# Is it true that $\lim_{n \to \infty } nt - \lfloor nt \rfloor =0$?

I would like to prove the following fact:

$$\displaystyle\lim_{n \to \infty } (nt - \lfloor nt \rfloor) =0$$, where $$\lfloor x \rfloor := \max \{m \in \mathbb Z: \ m \le x \}$$ denotes the floor function.

My idea to prove this was the following:

first, prove it for $$t\in\mathbb Q$$ and then use that the rationals are dense in the reals.  Thus,$$(t=\frac {p } {q }\in\mathbb Q)\;\land\;(n=q^j,j\in\mathbb N)\implies nt\in\mathbb Z\implies\lfloor nt \rfloor =nt\iff nt - \lfloor nt \rfloor =0$$.

But what happens with the difference $$nt - \lfloor nt \rfloor$$ when $$q^{j-1 } < n < q^j$$?

Does it decrese as $$j \to \infty$$?

 Secondly if $$\exists\displaystyle\lim_{n\to\infty}(nt-\lfloor nt\rfloor)$$ may we argue that if $$|x-t|< \epsilon, \ x \in \mathbb R, \ t \in \mathbb Q$$ then: $$\lim_{n \to \infty } nt - \lfloor nt \rfloor =0 \implies\lim_{n \to \infty } nx - \lfloor nx \rfloor < \epsilon ?$$

Of course, any other approach is fine if it proves or disproves the limit!

Most grateful for any help provided!

• Consider $t=\dfrac12$ – J. W. Tanner Nov 4 '19 at 15:29
• If we take $t=1/9=0.11111....$ then there's a subsequence for $n=10^m$ where $nt-\lfloor nt \rfloor$ remains $0.11111....$ isn't there? – postmortes Nov 4 '19 at 15:30
• Okey, got it! Thanks! – MrFranzén Nov 4 '19 at 15:33
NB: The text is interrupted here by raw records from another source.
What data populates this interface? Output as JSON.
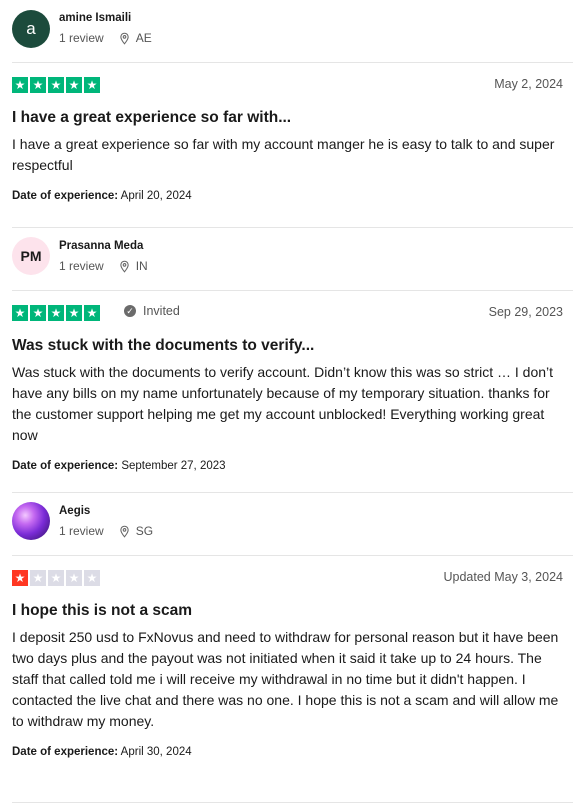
{
  "reviews": [
    {
      "avatar_text": "a",
      "name": "amine Ismaili",
      "review_count": "1 review",
      "country": "AE",
      "date": "May 2, 2024",
      "title": "I have a great experience so far with...",
      "body": "I have a great experience so far with my account manger he is easy to talk to and super respectful",
      "doe_label": "Date of experience:",
      "doe_value": "April 20, 2024"
    },
    {
      "avatar_text": "PM",
      "name": "Prasanna Meda",
      "review_count": "1 review",
      "country": "IN",
      "badge": "Invited",
      "date": "Sep 29, 2023",
      "title": "Was stuck with the documents to verify...",
      "body": "Was stuck with the documents to verify account. Didn’t know this was so strict … I don’t have any bills on my name unfortunately because of my temporary situation. thanks for the customer support helping me get my account unblocked! Everything working great now",
      "doe_label": "Date of experience:",
      "doe_value": "September 27, 2023"
    },
    {
      "name": "Aegis",
      "review_count": "1 review",
      "country": "SG",
      "date": "Updated May 3, 2024",
      "title": "I hope this is not a scam",
      "body": "I deposit 250 usd to FxNovus and need to withdraw for personal reason but it have been two days plus and the payout was not initiated when it said it take up to 24 hours. The staff that called told me i will receive my withdrawal in no time but it didn't happen. I contacted the live chat and there was no one. I hope this is not a scam and will allow me to withdraw my money.",
      "doe_label": "Date of experience:",
      "doe_value": "April 30, 2024"
    }
  ],
  "ratings": [
    5,
    5,
    1
  ],
  "colors": {
    "star_green": "#00b67a",
    "star_red": "#ff3722",
    "star_empty": "#dcdce6"
  }
}
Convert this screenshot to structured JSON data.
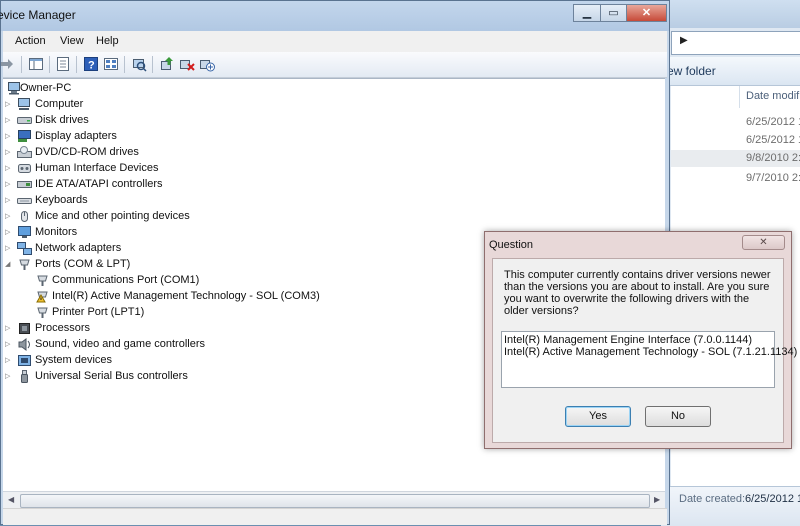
{
  "explorer": {
    "toolbar_label": "New folder",
    "toolbar_label_partial": "ew folder",
    "column_header": "Date modifi",
    "rows": [
      "6/25/2012 1:",
      "6/25/2012 1:",
      "9/8/2010 2:1",
      "9/7/2010 2:4"
    ],
    "details_label": "Date created:",
    "details_value": "6/25/2012 1:"
  },
  "device_manager": {
    "title": "Device Manager",
    "title_partial": "evice Manager",
    "menu": [
      "Action",
      "View",
      "Help"
    ],
    "toolbar_icons": [
      "back-icon",
      "forward-icon",
      "properties-sheet-icon",
      "console-tree-icon",
      "help-icon",
      "view-icon",
      "scan-hardware-icon",
      "update-driver-icon",
      "uninstall-icon",
      "disable-icon"
    ],
    "root": "Owner-PC",
    "categories": [
      {
        "label": "Computer",
        "icon": "computer-icon"
      },
      {
        "label": "Disk drives",
        "icon": "disk-drive-icon"
      },
      {
        "label": "Display adapters",
        "icon": "display-adapter-icon"
      },
      {
        "label": "DVD/CD-ROM drives",
        "icon": "dvd-drive-icon"
      },
      {
        "label": "Human Interface Devices",
        "icon": "hid-icon"
      },
      {
        "label": "IDE ATA/ATAPI controllers",
        "icon": "ide-controller-icon"
      },
      {
        "label": "Keyboards",
        "icon": "keyboard-icon"
      },
      {
        "label": "Mice and other pointing devices",
        "icon": "mouse-icon"
      },
      {
        "label": "Monitors",
        "icon": "monitor-icon"
      },
      {
        "label": "Network adapters",
        "icon": "network-adapter-icon"
      },
      {
        "label": "Ports (COM & LPT)",
        "icon": "port-icon"
      },
      {
        "label": "Processors",
        "icon": "processor-icon"
      },
      {
        "label": "Sound, video and game controllers",
        "icon": "sound-icon"
      },
      {
        "label": "System devices",
        "icon": "system-device-icon"
      },
      {
        "label": "Universal Serial Bus controllers",
        "icon": "usb-icon"
      }
    ],
    "ports_children": [
      "Communications Port (COM1)",
      "Intel(R) Active Management Technology - SOL (COM3)",
      "Printer Port (LPT1)"
    ]
  },
  "dialog": {
    "title": "Question",
    "message": "This computer currently contains driver versions newer than the versions you are about to install. Are you sure you want to overwrite the following drivers with the older versions?",
    "drivers": [
      "Intel(R) Management Engine Interface (7.0.0.1144)",
      "Intel(R) Active Management Technology - SOL (7.1.21.1134)"
    ],
    "yes_label": "Yes",
    "no_label": "No",
    "close_glyph": "✕"
  },
  "colors": {
    "titlebar": "#b8cde6",
    "dialog_frame": "#e8d8d8",
    "close_button": "#c74a38",
    "default_button_border": "#3c7fb1"
  }
}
It's not true. If $$t=\dfrac12$$, then $$a_n=nt-\lfloor nt\rfloor$$ alternates between $$0$$ and $$\dfrac 12$$,
so the limit as $$n\to\infty$$ does not exist.